Women’s Work is a family-owned business run out of our home near the mighty Hawkesbury river, or Deerubin river as Darug people call it. The faces you’ll meet below are only the present-day contributors. The rest of our budding team lives on in the recipes they’ve entrusted to us and the stories we share with you now.
The Time was Ripe
The dust was blown off Granny Ida’s relish recipe when, facing an uninspiring lineup of mass-produced preserves, Kristina gave up trying to find a convenient replica for her hand-me-down relish recipe. The texture of the off-the-shelf options was always blah, the flavour not quite right and way too much sugar. So to granny Ida we turned.
When our garden was in full bloom we whipped through jars and jars of Granny Ida’s relish and, being the sharing type, began giving them away to grateful friends who kept asking to pay. Cue our lightbulb moment.
Together we’ve resurrected master recipes passed down from Granny Ida and set to work turning Women’s Work into a successful, purposeful, business.
In Women We Invest
For each of us at Women’s Work there is a greater purpose behind the relish we prepare and the recipes we follow. It’s a practice of preservation for the stories and skills we want protected. It’s also an investment in the future we want for women, one of empowerment, fairness and recognised value.
For Kristina it’s sharing the recipes that belong to a long family history of women’s work and allowing others to taste the creations that have been perfected over generations. It’s giving a future to these recipes so that they may exist not only as nostalgic relics, but as powerful reminders that women’s work is always worth the money that is paid for it.
For Madeleine it’s creating a platform and opportunity for open, honest and brave conversations around women’s work.
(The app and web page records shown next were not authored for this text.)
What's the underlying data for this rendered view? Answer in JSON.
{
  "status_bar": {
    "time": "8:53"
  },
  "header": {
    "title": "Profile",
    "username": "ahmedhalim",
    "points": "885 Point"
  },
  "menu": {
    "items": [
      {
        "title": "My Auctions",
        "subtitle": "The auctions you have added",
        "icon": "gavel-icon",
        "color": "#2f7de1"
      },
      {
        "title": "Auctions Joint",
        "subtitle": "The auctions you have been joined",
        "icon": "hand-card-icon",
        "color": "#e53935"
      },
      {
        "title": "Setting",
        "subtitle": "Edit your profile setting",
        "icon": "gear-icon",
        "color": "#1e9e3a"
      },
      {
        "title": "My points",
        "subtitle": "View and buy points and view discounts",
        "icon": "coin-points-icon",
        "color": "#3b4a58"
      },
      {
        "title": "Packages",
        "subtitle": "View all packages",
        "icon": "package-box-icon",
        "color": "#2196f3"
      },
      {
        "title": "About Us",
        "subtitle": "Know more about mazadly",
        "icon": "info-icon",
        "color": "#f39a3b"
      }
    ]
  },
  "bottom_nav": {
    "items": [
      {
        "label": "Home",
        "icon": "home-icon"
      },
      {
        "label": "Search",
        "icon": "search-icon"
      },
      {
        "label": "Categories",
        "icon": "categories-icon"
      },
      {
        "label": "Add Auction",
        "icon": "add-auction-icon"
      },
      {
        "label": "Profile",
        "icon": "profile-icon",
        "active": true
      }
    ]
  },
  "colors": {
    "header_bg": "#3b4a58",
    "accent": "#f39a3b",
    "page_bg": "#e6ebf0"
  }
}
It’s bringing recognition to the patriarchal structures that have traditionally singled out ‘women’s work’ as necessary chores, not value added commodities. It’s giving time to reflection and inspiring change through attitudes and action.
For Ian it’s paying homage to his grandmother who stepped in through two wars and the Great Depression to financially support the family after his grandfather was seriously injured in an industrial accident. At 90, Ian’s mother still knits for others never asking a cent for payment. In recognising the value women bring to the table we can begin to not only rightly compensate, but also protect the stories and skills of traditional women’s work.
Through Women’s Work we share with you the stories and artistry of traditional women’s work. We also invite your participation as we champion an empowered, modern future for all women’s work.